*** Opening Input ***

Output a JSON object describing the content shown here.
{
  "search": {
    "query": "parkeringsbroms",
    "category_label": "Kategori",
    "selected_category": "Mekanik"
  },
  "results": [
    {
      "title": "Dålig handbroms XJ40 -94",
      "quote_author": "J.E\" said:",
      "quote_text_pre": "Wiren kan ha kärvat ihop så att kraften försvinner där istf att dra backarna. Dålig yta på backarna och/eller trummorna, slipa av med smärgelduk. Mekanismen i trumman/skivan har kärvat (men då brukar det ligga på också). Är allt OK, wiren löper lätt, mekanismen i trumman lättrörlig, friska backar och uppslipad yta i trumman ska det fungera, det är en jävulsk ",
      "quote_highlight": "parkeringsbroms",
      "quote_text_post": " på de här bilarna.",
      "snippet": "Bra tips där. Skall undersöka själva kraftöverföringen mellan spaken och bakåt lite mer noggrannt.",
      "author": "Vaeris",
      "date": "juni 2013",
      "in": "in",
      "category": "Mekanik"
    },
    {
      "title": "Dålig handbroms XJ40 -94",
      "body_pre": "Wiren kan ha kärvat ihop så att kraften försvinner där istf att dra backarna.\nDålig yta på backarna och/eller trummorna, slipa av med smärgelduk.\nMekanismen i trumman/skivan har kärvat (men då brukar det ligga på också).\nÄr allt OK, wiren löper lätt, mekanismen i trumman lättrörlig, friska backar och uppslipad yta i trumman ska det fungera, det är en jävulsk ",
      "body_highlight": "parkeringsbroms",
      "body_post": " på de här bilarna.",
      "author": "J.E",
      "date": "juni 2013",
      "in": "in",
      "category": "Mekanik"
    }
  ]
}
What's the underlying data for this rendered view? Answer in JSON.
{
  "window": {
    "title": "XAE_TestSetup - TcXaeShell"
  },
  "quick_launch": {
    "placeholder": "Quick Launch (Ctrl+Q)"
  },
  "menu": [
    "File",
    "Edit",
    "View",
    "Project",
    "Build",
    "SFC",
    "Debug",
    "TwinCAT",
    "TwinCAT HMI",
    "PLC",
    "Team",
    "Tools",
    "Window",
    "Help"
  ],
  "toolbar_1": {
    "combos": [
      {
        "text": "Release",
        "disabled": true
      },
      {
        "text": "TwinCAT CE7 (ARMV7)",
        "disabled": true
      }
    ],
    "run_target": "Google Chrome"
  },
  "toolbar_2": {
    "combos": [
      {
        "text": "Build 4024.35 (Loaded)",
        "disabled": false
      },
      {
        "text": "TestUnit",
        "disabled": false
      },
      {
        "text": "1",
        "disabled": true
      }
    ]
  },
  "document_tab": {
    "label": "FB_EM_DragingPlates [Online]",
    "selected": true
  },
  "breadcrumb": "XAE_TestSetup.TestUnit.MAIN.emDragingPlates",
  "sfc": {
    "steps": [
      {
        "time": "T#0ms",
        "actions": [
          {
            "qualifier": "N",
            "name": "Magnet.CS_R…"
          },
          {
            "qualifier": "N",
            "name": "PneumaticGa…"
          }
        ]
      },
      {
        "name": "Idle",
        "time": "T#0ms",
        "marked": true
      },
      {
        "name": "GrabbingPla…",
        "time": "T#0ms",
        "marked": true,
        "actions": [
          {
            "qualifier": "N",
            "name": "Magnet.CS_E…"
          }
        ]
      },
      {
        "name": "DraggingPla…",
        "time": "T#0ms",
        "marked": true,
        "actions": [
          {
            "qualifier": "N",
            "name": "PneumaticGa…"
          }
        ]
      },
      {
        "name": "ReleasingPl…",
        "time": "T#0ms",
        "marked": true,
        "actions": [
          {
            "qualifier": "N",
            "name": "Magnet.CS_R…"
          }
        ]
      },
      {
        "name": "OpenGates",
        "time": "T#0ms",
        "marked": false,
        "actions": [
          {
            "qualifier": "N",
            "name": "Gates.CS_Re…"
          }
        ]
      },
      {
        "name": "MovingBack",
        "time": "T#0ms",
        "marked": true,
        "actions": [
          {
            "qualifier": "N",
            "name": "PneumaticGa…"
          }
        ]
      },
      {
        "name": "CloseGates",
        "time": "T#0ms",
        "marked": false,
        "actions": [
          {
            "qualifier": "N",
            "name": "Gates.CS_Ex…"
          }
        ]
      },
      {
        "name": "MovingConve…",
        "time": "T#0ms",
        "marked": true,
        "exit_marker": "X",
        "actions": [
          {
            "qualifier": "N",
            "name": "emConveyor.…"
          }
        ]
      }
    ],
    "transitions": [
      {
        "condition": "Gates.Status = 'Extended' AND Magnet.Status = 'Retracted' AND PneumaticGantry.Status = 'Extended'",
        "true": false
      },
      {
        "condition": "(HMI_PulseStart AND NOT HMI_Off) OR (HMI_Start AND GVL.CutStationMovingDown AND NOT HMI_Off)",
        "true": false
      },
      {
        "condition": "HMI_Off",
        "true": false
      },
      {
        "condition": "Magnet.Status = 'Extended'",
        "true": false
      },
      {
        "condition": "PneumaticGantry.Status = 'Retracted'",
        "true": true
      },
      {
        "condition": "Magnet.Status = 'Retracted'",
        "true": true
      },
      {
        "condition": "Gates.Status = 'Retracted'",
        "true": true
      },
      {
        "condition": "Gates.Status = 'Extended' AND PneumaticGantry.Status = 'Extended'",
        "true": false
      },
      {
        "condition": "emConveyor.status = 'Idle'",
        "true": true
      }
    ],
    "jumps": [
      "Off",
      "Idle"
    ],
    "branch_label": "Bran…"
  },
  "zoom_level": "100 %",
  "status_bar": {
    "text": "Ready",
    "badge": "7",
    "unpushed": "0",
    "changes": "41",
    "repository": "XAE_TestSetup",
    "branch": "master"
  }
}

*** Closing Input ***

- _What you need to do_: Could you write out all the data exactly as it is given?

- _Solution to this exercise_:
Output a JSON object describing the content shown here.
{
  "search": {
    "query": "parkeringsbroms",
    "category_label": "Kategori",
    "selected_category": "Mekanik"
  },
  "results": [
    {
      "title": "Dålig handbroms XJ40 -94",
      "quote_author": "J.E\" said:",
      "quote_text_pre": "Wiren kan ha kärvat ihop så att kraften försvinner där istf att dra backarna. Dålig yta på backarna och/eller trummorna, slipa av med smärgelduk. Mekanismen i trumman/skivan har kärvat (men då brukar det ligga på också). Är allt OK, wiren löper lätt, mekanismen i trumman lättrörlig, friska backar och uppslipad yta i trumman ska det fungera, det är en jävulsk ",
      "quote_highlight": "parkeringsbroms",
      "quote_text_post": " på de här bilarna.",
      "snippet": "Bra tips där. Skall undersöka själva kraftöverföringen mellan spaken och bakåt lite mer noggrannt.",
      "author": "Vaeris",
      "date": "juni 2013",
      "in": "in",
      "category": "Mekanik"
    },
    {
      "title": "Dålig handbroms XJ40 -94",
      "body_pre": "Wiren kan ha kärvat ihop så att kraften försvinner där istf att dra backarna.\nDålig yta på backarna och/eller trummorna, slipa av med smärgelduk.\nMekanismen i trumman/skivan har kärvat (men då brukar det ligga på också).\nÄr allt OK, wiren löper lätt, mekanismen i trumman lättrörlig, friska backar och uppslipad yta i trumman ska det fungera, det är en jävulsk ",
      "body_highlight": "parkeringsbroms",
      "body_post": " på de här bilarna.",
      "author": "J.E",
      "date": "juni 2013",
      "in": "in",
      "category": "Mekanik"
    }
  ]
}
What's the underlying data for this rendered view? Answer in JSON.
{
  "window": {
    "title": "XAE_TestSetup - TcXaeShell"
  },
  "quick_launch": {
    "placeholder": "Quick Launch (Ctrl+Q)"
  },
  "menu": [
    "File",
    "Edit",
    "View",
    "Project",
    "Build",
    "SFC",
    "Debug",
    "TwinCAT",
    "TwinCAT HMI",
    "PLC",
    "Team",
    "Tools",
    "Window",
    "Help"
  ],
  "toolbar_1": {
    "combos": [
      {
        "text": "Release",
        "disabled": true
      },
      {
        "text": "TwinCAT CE7 (ARMV7)",
        "disabled": true
      }
    ],
    "run_target": "Google Chrome"
  },
  "toolbar_2": {
    "combos": [
      {
        "text": "Build 4024.35 (Loaded)",
        "disabled": false
      },
      {
        "text": "TestUnit",
        "disabled": false
      },
      {
        "text": "1",
        "disabled": true
      }
    ]
  },
  "document_tab": {
    "label": "FB_EM_DragingPlates [Online]",
    "selected": true
  },
  "breadcrumb": "XAE_TestSetup.TestUnit.MAIN.emDragingPlates",
  "sfc": {
    "steps": [
      {
        "time": "T#0ms",
        "actions": [
          {
            "qualifier": "N",
            "name": "Magnet.CS_R…"
          },
          {
            "qualifier": "N",
            "name": "PneumaticGa…"
          }
        ]
      },
      {
        "name": "Idle",
        "time": "T#0ms",
        "marked": true
      },
      {
        "name": "GrabbingPla…",
        "time": "T#0ms",
        "marked": true,
        "actions": [
          {
            "qualifier": "N",
            "name": "Magnet.CS_E…"
          }
        ]
      },
      {
        "name": "DraggingPla…",
        "time": "T#0ms",
        "marked": true,
        "actions": [
          {
            "qualifier": "N",
            "name": "PneumaticGa…"
          }
        ]
      },
      {
        "name": "ReleasingPl…",
        "time": "T#0ms",
        "marked": true,
        "actions": [
          {
            "qualifier": "N",
            "name": "Magnet.CS_R…"
          }
        ]
      },
      {
        "name": "OpenGates",
        "time": "T#0ms",
        "marked": false,
        "actions": [
          {
            "qualifier": "N",
            "name": "Gates.CS_Re…"
          }
        ]
      },
      {
        "name": "MovingBack",
        "time": "T#0ms",
        "marked": true,
        "actions": [
          {
            "qualifier": "N",
            "name": "PneumaticGa…"
          }
        ]
      },
      {
        "name": "CloseGates",
        "time": "T#0ms",
        "marked": false,
        "actions": [
          {
            "qualifier": "N",
            "name": "Gates.CS_Ex…"
          }
        ]
      },
      {
        "name": "MovingConve…",
        "time": "T#0ms",
        "marked": true,
        "exit_marker": "X",
        "actions": [
          {
            "qualifier": "N",
            "name": "emConveyor.…"
          }
        ]
      }
    ],
    "transitions": [
      {
        "condition": "Gates.Status = 'Extended' AND Magnet.Status = 'Retracted' AND PneumaticGantry.Status = 'Extended'",
        "true": false
      },
      {
        "condition": "(HMI_PulseStart AND NOT HMI_Off) OR (HMI_Start AND GVL.CutStationMovingDown AND NOT HMI_Off)",
        "true": false
      },
      {
        "condition": "HMI_Off",
        "true": false
      },
      {
        "condition": "Magnet.Status = 'Extended'",
        "true": false
      },
      {
        "condition": "PneumaticGantry.Status = 'Retracted'",
        "true": true
      },
      {
        "condition": "Magnet.Status = 'Retracted'",
        "true": true
      },
      {
        "condition": "Gates.Status = 'Retracted'",
        "true": true
      },
      {
        "condition": "Gates.Status = 'Extended' AND PneumaticGantry.Status = 'Extended'",
        "true": false
      },
      {
        "condition": "emConveyor.status = 'Idle'",
        "true": true
      }
    ],
    "jumps": [
      "Off",
      "Idle"
    ],
    "branch_label": "Bran…"
  },
  "zoom_level": "100 %",
  "status_bar": {
    "text": "Ready",
    "badge": "7",
    "unpushed": "0",
    "changes": "41",
    "repository": "XAE_TestSetup",
    "branch": "master"
  }
}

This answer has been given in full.